We continued stumbling through until we reached T-15 and took it south and west to Morrow Road. We then went south to T-14 (=Pope Hill Road) back to our cars, posing for some group photos at the new kiosk and sign.
14 August 2016 – Beaver Meadow State Forest, Smyrna
The Beaver Meadow State Forest in Smyrna on Sunday morning 14 August 2016 was soaked from the storm the previous evening. Nevertheless, we had 4 hikers: Anne Altshuler, John Carhart, Peg Fuller, and Don Windsor. We covered 6.8 miles in 3.6 hours for a speed of 1.9 miles per hour. Our elevation gain was 1071 feet.
We parked in the quarry on Bliven-Coye Hill Road, east of Boos-Law Road, and hiked westerly to the state land. We then took the abandoned road, now snowmobile trail, south to George Crumb Road. We hike that west, but saw a lot of activity at the Y camp, so we took our well-deserved break on George Crumb and then took it northeasterly to our cars.

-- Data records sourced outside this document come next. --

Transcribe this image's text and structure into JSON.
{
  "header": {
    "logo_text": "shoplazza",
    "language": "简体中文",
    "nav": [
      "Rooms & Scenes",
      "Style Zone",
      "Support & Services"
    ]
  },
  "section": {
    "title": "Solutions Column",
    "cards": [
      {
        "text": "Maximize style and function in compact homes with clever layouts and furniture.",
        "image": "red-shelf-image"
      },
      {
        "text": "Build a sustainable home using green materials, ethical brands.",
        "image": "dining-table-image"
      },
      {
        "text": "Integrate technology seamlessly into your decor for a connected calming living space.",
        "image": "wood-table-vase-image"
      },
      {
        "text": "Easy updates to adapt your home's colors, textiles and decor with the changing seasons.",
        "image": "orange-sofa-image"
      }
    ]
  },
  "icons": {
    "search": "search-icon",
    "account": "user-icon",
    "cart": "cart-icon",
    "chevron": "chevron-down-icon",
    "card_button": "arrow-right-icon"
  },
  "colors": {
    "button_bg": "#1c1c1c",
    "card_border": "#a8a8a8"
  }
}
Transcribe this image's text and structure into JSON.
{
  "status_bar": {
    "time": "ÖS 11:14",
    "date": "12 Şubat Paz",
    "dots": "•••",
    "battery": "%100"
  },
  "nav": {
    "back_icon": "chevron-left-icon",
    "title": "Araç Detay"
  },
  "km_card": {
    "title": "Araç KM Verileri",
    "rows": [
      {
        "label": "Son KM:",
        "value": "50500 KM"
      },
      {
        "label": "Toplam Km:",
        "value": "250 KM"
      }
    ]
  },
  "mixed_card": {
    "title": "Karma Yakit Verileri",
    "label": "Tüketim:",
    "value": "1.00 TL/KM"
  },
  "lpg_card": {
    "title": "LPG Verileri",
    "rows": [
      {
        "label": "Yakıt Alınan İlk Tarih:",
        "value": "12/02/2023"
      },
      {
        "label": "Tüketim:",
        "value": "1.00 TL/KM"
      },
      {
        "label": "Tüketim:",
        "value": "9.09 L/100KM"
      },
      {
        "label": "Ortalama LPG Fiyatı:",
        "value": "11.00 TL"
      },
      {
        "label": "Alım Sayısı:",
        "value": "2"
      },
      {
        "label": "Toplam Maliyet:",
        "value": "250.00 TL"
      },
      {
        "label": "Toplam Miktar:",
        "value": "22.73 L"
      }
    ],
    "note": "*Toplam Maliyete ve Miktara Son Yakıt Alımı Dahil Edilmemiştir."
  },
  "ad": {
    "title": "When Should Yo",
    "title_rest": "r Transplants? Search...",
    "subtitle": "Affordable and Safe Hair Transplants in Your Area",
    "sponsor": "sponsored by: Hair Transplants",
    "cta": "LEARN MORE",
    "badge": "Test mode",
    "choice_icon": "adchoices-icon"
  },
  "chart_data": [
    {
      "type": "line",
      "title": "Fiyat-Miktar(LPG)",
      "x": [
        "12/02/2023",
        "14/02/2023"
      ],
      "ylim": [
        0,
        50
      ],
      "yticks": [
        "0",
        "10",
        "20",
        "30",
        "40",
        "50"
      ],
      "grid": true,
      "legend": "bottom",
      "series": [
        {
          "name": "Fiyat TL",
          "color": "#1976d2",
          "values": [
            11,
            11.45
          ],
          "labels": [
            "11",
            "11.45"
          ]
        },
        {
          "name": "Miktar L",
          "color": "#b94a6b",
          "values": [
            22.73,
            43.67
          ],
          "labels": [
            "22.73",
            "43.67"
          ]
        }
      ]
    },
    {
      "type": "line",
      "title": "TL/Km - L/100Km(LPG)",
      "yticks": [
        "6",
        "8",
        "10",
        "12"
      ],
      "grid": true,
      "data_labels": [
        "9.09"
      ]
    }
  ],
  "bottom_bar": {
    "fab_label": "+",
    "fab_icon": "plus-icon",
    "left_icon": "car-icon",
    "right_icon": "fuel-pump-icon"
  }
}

Rain held off until after our hike and the woods seemed almost bug free. Mud puddles were ample but not too daunting. Actually, it was a rather pleasant hike.
21 August 2016 – Pitcher Springs State Forest
A nice, bright Sunday morning 21 August 2016 progressively deteriorated into a gloomy, rainy one as 8 hikers ambled through the Pitcher Springs State Forest: Anne Altshuler, John Carhart, Peg Fuller, Tess O'Brien, Joyce Post, Art Sandberg, Sharron Sandberg, and Don Windsor. We covered 5.9 miles in 2.9 hours for a speed of 2.0 miles per hour.
We parked on Calhoun-Davis Road, just east of Kinney Road, and hiked west, pausing to pay our respects at the Soper Cemetery. Upon spotting an inviting snowmobile trail on the south side of C-D road, we yielded to the urge and took it. Good choice, because it was a dandy hiking trail. It veered southerly and then easterly and then formed a loop with the trail we had been on. We then returned to C-D and took it east to our cars.
The easterly snowmobile trek was on an old abandoned town road that once stretched between Mott Cook Road and Kostenko-Sutton Road. It appears as a dotted line on the 1944 topo map. We will investigate this stretch the next time we hike here, because it might afford a splendid loop.
28 August 2016 – Genegantslet State Forest, Smithville
A cool morning became hot as the sun beat down on 6 hikers in the Genegantslet State Forest in Smithville on Sunday 28 August 2016: Anne Altshuler, John Carhart, Joyce Post, Carol Smith, Maryann Weiss, and Don Windsor. We covered 7.2 miles in 3.8 hours for a speed of 1.9 miles per hour.
We parked on Stone Quarry Hill Road near the snowmobile trail and hiked east to Waldon Road. Whereupon, we ambled up Waldon north to the second creek, pausing for our well-deserved break. We then backtracked on Waldon south to Art Lake Road and took that to the snowmobile trail. We then trekked back southerly to our cars, gingerly sidestepping the numerous pesky mud holes.
We paid our respects at two cemeteries, the Eddy west of Waldon and the Perkins south along Art Lake. A dead Star-nosed Mole on Waldon provided a splendid photo op and John Carhart's close ups of the star tentacles are thought provoking.